Our day’s highlight came early when we arrived at an Indian army base in Tsopta Valley, elevation 4,100 meters (about 13,500 feet). The sensitive border situation with Tibet/China and a plethora of military installations are the cause for all the permits required to travel anywhere of interest in Sikkim. Thankfully, most of the permits are free and arranged via tour operators.
Guide close at hand, we walked a little further up the road which lead north through the valley to Tibet. Large military vehicles were constantly rumbling by us, along with the occasional jeep of Indian tourists who were allowed to visit a lake 30km to the northwest. I was ecstatic to be so high up. There was a distinct change in the terrain at that altitude, and to our west we could catch glimpses of Sikkim’s Himalayan peaks. The southern border of Tibet was a mere 20km north of us.
After enjoying ourselves, breakfast was consumed and we were back in the jeep, backtracking a few hours before heading north again toward another valley to the east. Our driver made a stop for gas, and as he began to pull back onto the road, ran over a large rock which had probably been used as a brake behind the tire of the last jeep to stop there. The jeep was now stuck in first gear due to a broken clutch. We puttered our way back to nearby Chungthang where several hours were spent trying to fix the problem.

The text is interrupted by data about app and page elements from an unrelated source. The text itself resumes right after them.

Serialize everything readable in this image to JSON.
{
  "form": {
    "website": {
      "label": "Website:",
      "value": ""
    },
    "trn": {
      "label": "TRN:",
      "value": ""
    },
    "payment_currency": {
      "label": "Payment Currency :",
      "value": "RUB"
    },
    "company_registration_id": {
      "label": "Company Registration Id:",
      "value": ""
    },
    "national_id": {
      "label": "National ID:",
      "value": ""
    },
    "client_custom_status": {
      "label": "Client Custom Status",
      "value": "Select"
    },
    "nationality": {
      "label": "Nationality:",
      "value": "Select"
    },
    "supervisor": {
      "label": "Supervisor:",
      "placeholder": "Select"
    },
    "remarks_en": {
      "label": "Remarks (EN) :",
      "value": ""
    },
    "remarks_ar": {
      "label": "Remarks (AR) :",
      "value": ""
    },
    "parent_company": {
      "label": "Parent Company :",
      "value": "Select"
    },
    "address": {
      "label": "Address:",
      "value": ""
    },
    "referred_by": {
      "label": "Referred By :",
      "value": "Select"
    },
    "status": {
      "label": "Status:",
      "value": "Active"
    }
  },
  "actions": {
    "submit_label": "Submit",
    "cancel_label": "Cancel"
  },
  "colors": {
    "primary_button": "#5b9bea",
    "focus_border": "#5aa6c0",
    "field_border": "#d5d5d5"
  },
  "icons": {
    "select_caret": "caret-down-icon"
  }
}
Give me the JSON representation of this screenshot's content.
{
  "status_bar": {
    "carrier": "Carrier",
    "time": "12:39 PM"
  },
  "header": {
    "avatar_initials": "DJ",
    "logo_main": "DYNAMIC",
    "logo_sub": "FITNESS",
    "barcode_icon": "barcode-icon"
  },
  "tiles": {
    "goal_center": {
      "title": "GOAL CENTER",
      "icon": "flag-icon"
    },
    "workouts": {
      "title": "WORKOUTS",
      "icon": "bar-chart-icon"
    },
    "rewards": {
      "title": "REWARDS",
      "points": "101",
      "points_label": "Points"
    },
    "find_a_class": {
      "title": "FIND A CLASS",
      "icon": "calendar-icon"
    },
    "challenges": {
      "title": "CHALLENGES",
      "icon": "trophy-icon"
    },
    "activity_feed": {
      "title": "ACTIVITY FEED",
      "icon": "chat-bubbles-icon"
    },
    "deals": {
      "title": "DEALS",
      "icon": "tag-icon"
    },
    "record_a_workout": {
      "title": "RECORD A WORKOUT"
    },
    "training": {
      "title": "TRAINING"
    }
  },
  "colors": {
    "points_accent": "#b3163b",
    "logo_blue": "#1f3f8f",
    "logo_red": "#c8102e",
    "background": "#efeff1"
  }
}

As darkness approached, our guide who was clearly stressed out, found a jeep to take us the relatively short 20km to Lachung (elevation 2,900 meters). Unfortunately, the only jeep we were able to get was a piece of crap. The hood was raised so it could be started, and the right side mirror was non-existent. The young guy driving was the owner of the jeep, and I felt he was going too fast, and not paying enough attention. At one point, after dark, he was changing the music on his cell phone while we careening along the precipitous edges of cliffs. I had a distraught and tense look on my face the whole time.

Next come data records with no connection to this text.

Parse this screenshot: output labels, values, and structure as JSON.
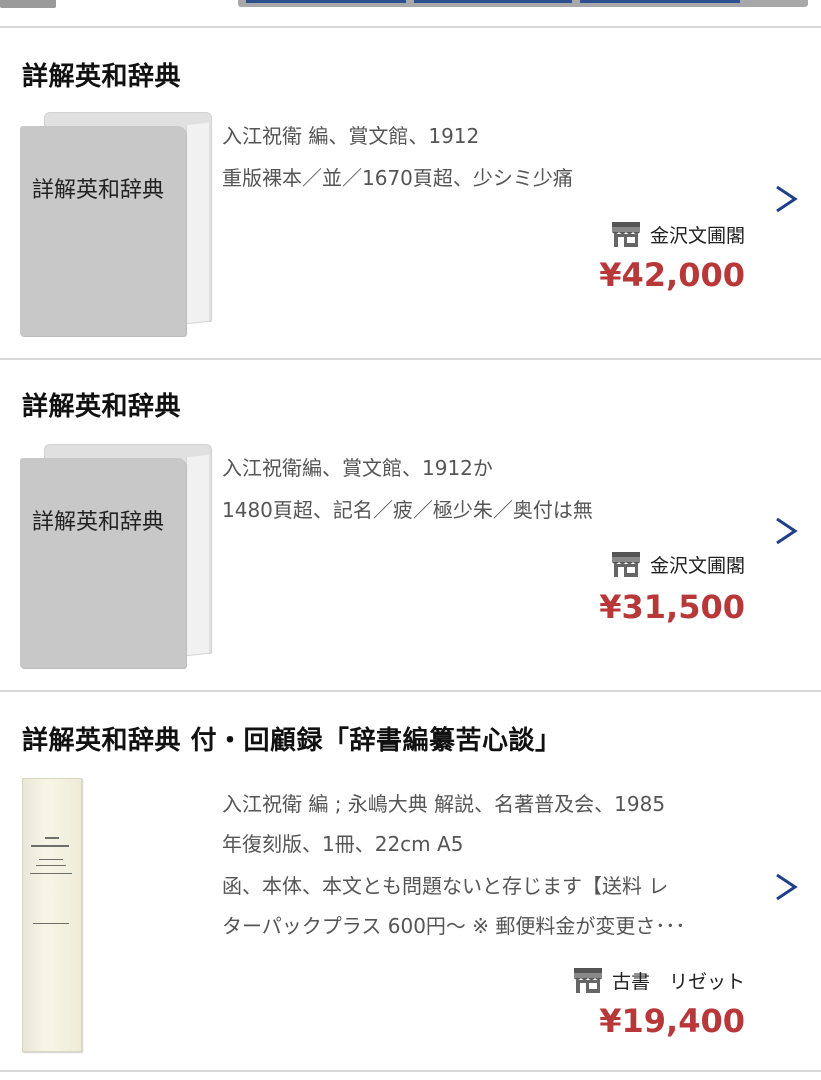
{
  "listings": [
    {
      "title": "詳解英和辞典",
      "placeholder_label": "詳解英和辞典",
      "meta": [
        "入江祝衛 編、賞文館、1912",
        "重版裸本／並／1670頁超、少シミ少痛"
      ],
      "shop": "金沢文圃閣",
      "price": "¥42,000"
    },
    {
      "title": "詳解英和辞典",
      "placeholder_label": "詳解英和辞典",
      "meta": [
        "入江祝衛編、賞文館、1912か",
        "1480頁超、記名／疲／極少朱／奥付は無"
      ],
      "shop": "金沢文圃閣",
      "price": "¥31,500"
    },
    {
      "title": "詳解英和辞典 付・回顧録「辞書編纂苦心談」",
      "meta": [
        "入江祝衛 編 ; 永嶋大典 解説、名著普及会、1985",
        "年復刻版、1冊、22cm A5",
        "函、本体、本文とも問題ないと存じます【送料 レ",
        "ターパックプラス 600円〜 ※ 郵便料金が変更さ･･･"
      ],
      "shop": "古書　リゼット",
      "price": "¥19,400"
    }
  ],
  "icons": {
    "shop": "shop-icon",
    "chevron": "chevron-right-icon"
  },
  "colors": {
    "price": "#b8383a",
    "chevron": "#1f3f8a",
    "placeholder": "#c8c8c8"
  }
}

Once settled into our rooms, I let off some steam about how angry I was at the situation I had allowed myself to be put in. I didn’t feel safe, and even our guide said at that point that there was a moment when he was scared. Natalie and Cameron mentioned that there were fumes from the engine coming through the dashboard. Eventually, I regained my composure with the help of a beer.